Australian Dictionary of Biography

  • Tip: searches only the name field
  • Tip: Use double quotes to search for a phrase

Culican, William (Bill) (1928–1984)

by Ronald T. Ridley

This article was published in Australian Dictionary of Biography, Volume 17, (MUP), 2007

William (Bill) Culican (1928-1984), archaeologist, was born on 21 August 1928 at New Barn Farm, Great Harwood, Lancashire, eldest son of Alfred Culican, farm labourer, and his wife Louisa, née Richardson. Educated at the Catholic College, Preston, Bill intended to study classics and medicine. His national military service (1947-49) in the Royal Army Medical Corps included a posting to Germany.

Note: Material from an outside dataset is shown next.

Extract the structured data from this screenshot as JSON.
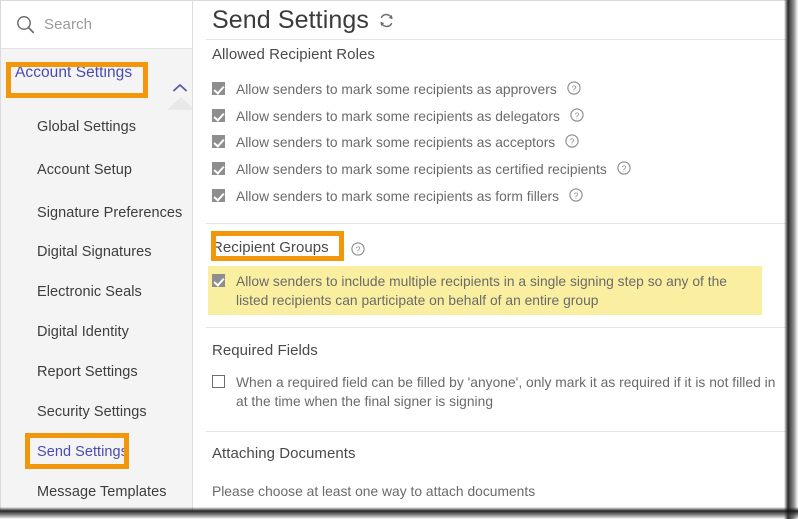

At the University of Edinburgh (MA, 1953) Culican read classics and archaeology. Graduating with first-class honours in the latter, he won a scholarship to Queen’s College, Oxford, to start a B.Litt. on the Western Phoenicians; he also studied Egyptian, and joined the Oxford excavation at Motya in Sicily in 1955. On 4 February 1956 he married with Catholic rites Elisabeth (`Dinny’) Frances Badenoch, a secondary schoolteacher, at the Church of Saint Edmund and Saint Frideswide, Oxford. He travelled to Jerusalem as a scholar at the British Institute of Archaeology before returning to Edinburgh, learning Sumerian and Akkadian and winning the Tweedie scholarship to examine Syro-Hittite monuments in Turkey.

After applying for many jobs, Culican was appointed lecturer in Semitic studies at the University of Melbourne in 1960 and promoted to senior lecturer in 1964. Transferring to the department of history in 1966, he became reader in 1972. He was a foundation member of the Humanities Research Council (1966) and the Australian Academy of the Humanities (1969). Through these years he immersed himself in academic and extra-mural commitments with tireless energy. Although he classed himself as an art historian, his field-work was extensive. In 1965 he founded the Archaeological Society of Victoria (its members largely drawn from his devoted Council of Adult Education students), which evolved into the Archaeological and Anthropological Society of Victoria (president 1982-83). With the architect John Taylor he branched into industrial archaeology, directing the excavation of nineteenth-century cement works at Fossil Beach, Mornington, Victoria (1966-69); their book (1972) covering the project won several prizes. During the 1970s he worked in Iran, the Levant, Sicily, Africa and Europe, and became an indispensable participant in Oriental congresses. He was the pottery expert in Honor Frost’s excavation of a Punic ship at Marsala, Sicily (1972), and director of the Melbourne excavations at el Quitar, Syria (1982), and the excavation of an Aboriginal ochre mine at Mount Gog, Tasmania (1983).

Iran and Phoenicia were Culican’s two central fields of research. His main scholarly output comprised articles in learned journals on both; those on the Phoenicians were collected in his Opera Selecta (1986). Otherwise he is remembered for The Medes and Persians (1965) and The First Merchant Venturers (1966), both volumes demonstrating his mastery of descriptive prose and art history. His definitive chapter on Phoenician colonisation appeared posthumously in the Cambridge Ancient History (1992). He also planned books on Persian cities and Iranian metal work.

Culican taught `Biblical Archaeology’ and `Pre-Classical Antiquity’. His lectures were daunting to first-year and uncommitted students, but inspiring to more advanced scholars. Striking in his manner and use of colour, notably in his dress and the many shades of his ink, Culican was also an engaging raconteur, drawing on the many eccentrics of the archaeological world, pretending with conscious irony not to be one of them, and embellishing his stories with a high-pitched, spluttering laugh. He loved to perform, presiding over one interdepartmental lunch wearing an apron on which he had drawn a giant escutcheon above the motto `Ich diene’ (`I serve’). A prodigious memory gave his discussions of artefacts their vital contexts, and he ranged with ease over the Mediterranean world and as far east as India.

Survived by his wife and their five sons and two daughters, Culican died of myocardial infarction and diabetes on 24 March 1984 at his home in South Box Hill. He was buried in Templestowe cemetery. At the time of his death he had been nominated for the personal chair he richly deserved.

Select Bibliography

  • Australian Academy of the Humanities, Proceedings, 1982­83, p 119
  • Archiv für Orientforschung, vol 31, 1984, p 231
  • Artefact, vol 9, nos 1-4, 1984, p 2
  • private information and personal knowledge.

Citation details

Ronald T. Ridley, 'Culican, William (Bill) (1928–1984)', Australian Dictionary of Biography, National Centre of Biography, Australian National University, http://adb.anu.edu.au/biography/culican-william-bill-12377/text22243, published first in hardcopy 2007, accessed online 22 October 2018.

This article was first published in hardcopy in Australian Dictionary of Biography, Volume 17, (MUP), 2007

View the front pages for Volume 17

© Copyright Australian Dictionary of Biography, 2006-2018